◆ **Problem requirements**: Your task is to filter the data below down to the lines holding "между".

___

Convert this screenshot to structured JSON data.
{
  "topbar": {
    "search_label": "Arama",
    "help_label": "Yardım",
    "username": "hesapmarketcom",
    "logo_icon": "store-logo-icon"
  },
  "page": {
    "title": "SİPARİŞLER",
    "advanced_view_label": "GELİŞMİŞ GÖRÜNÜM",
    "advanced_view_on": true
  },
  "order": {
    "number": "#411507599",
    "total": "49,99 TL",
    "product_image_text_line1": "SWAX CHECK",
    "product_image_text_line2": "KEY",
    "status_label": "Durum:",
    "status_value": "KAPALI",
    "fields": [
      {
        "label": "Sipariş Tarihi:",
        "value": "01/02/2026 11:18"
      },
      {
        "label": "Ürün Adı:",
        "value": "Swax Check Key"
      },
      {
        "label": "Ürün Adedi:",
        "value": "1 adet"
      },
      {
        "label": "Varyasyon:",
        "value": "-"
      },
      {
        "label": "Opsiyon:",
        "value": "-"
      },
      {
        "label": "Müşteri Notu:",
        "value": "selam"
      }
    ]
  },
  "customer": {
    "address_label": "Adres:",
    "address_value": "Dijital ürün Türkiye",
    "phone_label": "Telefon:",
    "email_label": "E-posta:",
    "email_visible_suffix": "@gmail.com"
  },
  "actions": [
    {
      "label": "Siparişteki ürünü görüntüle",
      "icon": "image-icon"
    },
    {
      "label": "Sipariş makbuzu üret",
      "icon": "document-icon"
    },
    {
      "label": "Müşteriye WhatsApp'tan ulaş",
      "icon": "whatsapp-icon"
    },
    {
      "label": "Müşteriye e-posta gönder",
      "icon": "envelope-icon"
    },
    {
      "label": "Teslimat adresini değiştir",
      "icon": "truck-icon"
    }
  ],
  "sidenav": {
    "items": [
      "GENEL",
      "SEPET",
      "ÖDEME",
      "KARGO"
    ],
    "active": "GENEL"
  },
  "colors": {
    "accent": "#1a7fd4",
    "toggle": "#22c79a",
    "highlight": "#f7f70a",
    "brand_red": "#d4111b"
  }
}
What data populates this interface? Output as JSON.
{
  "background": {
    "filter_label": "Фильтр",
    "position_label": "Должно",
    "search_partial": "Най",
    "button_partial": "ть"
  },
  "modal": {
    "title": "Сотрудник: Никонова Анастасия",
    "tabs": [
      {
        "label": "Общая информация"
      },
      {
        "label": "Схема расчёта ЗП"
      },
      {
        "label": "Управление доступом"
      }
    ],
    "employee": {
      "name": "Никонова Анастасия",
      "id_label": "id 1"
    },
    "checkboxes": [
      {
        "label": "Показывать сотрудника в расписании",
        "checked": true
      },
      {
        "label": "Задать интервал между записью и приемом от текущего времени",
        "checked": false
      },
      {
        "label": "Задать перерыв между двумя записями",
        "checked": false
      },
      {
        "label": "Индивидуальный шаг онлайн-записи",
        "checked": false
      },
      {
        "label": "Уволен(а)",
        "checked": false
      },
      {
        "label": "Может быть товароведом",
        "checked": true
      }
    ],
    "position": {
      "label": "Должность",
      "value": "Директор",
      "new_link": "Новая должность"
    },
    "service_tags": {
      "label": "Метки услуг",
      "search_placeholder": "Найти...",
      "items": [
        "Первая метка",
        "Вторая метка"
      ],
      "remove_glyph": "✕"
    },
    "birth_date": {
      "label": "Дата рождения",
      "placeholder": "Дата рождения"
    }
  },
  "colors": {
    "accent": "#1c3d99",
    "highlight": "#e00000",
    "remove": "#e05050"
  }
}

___

◆ **Task answer**:
        "label": "Задать интервал между записью и приемом от текущего времени",
        "label": "Задать перерыв между двумя записями",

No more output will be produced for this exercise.